Ron Molen’s Advice for a Creative Life
Don’t be satisfied with the world as you find it.
Activism and creativity go together—join a non profit.
Question your view of the world.
Find out where you belong and where you can prosper as an individual.
Find something that you are passionate about, and do it.
Keep your head out of the Smartphone, all good things have their downsides.
In July, we had the good fortune to list a stunning home at 1888 Hubbard. It was remodeled in the late 1980s by renowned Salt Lake modernist Ron Molen. Coincidentally, it was the second Yalecrest-area Molen home we had toured in just a few weeks time. It was a sure indication that chance, or fate, had placed Mr. Molen in our path. With the help of Lloyd Architects, we tracked Molen, a youthful 89, down.
Molen affably agreed to have us over, and gave directions to his home in the Forest Dale neighborhood. The tell-tell signs of an artist hung in the wide public stairwell leading up to his second-story condo; like bits of bread—plein air pastels, oils and watercolors, semi-abstract compositions—up the stairs and down the hall to his front door.
Molen opens the door with neatly combed wet hair, a well-pressed salmon collared shirt, navy shorts, white athletic socks, and brighter white athletic shoes. He apologizes for being a bit late. “I was out swimming. I swim every day; but today,” he clicks his tongue,”I lost track of time.”

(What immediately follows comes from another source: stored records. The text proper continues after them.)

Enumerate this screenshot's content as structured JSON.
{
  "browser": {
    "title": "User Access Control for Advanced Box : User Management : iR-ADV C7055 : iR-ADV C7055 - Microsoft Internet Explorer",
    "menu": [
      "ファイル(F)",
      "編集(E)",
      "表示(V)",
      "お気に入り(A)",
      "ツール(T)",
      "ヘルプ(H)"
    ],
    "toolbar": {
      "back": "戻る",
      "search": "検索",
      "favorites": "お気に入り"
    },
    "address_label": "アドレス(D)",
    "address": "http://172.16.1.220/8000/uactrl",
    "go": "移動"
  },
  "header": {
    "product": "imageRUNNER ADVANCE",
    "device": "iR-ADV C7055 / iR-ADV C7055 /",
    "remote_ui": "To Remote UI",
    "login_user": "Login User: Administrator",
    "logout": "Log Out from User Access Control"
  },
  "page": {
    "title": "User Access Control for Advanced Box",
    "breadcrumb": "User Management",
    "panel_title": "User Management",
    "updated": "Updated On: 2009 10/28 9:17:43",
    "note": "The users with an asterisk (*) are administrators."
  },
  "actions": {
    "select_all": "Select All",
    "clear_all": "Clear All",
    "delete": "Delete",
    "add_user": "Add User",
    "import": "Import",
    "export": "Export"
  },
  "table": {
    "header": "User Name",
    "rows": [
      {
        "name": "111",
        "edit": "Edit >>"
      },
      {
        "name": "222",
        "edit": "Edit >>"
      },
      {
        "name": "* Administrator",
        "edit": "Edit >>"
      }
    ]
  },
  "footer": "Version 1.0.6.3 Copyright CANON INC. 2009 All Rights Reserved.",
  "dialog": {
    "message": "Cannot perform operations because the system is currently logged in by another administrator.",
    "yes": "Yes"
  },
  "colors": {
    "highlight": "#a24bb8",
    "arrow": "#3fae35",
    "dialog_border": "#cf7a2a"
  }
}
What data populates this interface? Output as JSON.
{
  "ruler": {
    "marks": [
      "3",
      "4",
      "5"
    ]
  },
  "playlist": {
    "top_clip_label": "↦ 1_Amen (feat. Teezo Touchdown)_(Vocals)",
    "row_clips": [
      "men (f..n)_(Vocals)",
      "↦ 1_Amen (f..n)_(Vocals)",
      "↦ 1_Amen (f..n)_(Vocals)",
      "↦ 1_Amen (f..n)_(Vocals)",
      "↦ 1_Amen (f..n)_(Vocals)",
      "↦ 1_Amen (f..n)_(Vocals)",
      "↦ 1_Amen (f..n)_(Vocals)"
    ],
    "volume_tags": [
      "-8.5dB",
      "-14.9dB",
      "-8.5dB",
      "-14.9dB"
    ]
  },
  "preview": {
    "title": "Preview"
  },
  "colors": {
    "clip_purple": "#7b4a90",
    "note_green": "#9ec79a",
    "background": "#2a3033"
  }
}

The trail of gorgeous paintings continues inside. The walls are covered with stunning Utah landscapes and portraitures: all compositions by his wife, himself or other famous local artists he ran (sometimes literally—he took up marathon running in his 40s) in circles with over the years. “The paintings outside in the hall are mostly Norma’s, a few are mine. My favorite pieces of hers I keep here,” he points at several pieces in the front room and hall as he walks. They both, he tells us, have works displayed at the University of Utah and Springville Museum of Art.
We sit down to talk. A larger-than life painting of a young Norma stares over Molen’s right shoulder. His muse passed away last year and his grief is still palpable.To the right of Molen, peering over his left shoulder, is a portrait of a moody young man. Steven, he tells us, was their brilliant, gentle boy; he was shot and killed along with his girlfriend by her ex-lover in an Indiana University dorm room. He was 20 and an aspiring writer. “So much potential,” he says turning to look over his shoulder, his voice trailing off.
“Now that painting,” he brightens, “has a remarkable story. When Steve was at Roland Hall, he went with a buddy to art class; the art instructor was Randall Lake. Lake just loved the look of his hair—his wild mane—and asked if he could paint him. He never finished it, but after Steven died, he called to ask if we wanted it…you know, what do you say to that?”
Steven’s painting is a tangible presence of another passion Mr. and Mrs. Molen shared: advocacy. Following his death, the Molen’s founded the Gun Rights Prevention Center of Utah. Molen is still active in lobbying local and national politicians. “Never,” Molen says, “is the cause more urgent, more pressing than now.” As Molen continues to talk about his life, it is clear that architecture is just one facet in a divergent set of talents he has proudly cultivated since the day his father drove past Frank Lloyd Wright’s Robie house on the way to church and muttered, “Damn fool architect.”
While he still talks passionately about his work as an architect—particularly his groundbreaking and nationally-acclaimed Westshire subdivision, his residential work in the upper Avenues and his commercial work in Salt Lake City and Park City—Molen is just as interested in talking about his time as a marathon runner, his work as an author (over a dozen published titles), his environmental and gun-control activism and his close-knit family.
“Activism, architecture, art, running, writing,” Molen reflects, “I’ve only ever just followed my passion, and my interests. I’ve never really set out to be something, but to do something. Activism and creativity are, in my mind, almost one and the same: you aren’t satisfied with the world as you find it.”
For more information on Ron, his life, his architectural work and contribution to Salt Lake’s mid-century movement, visit slmodern.org.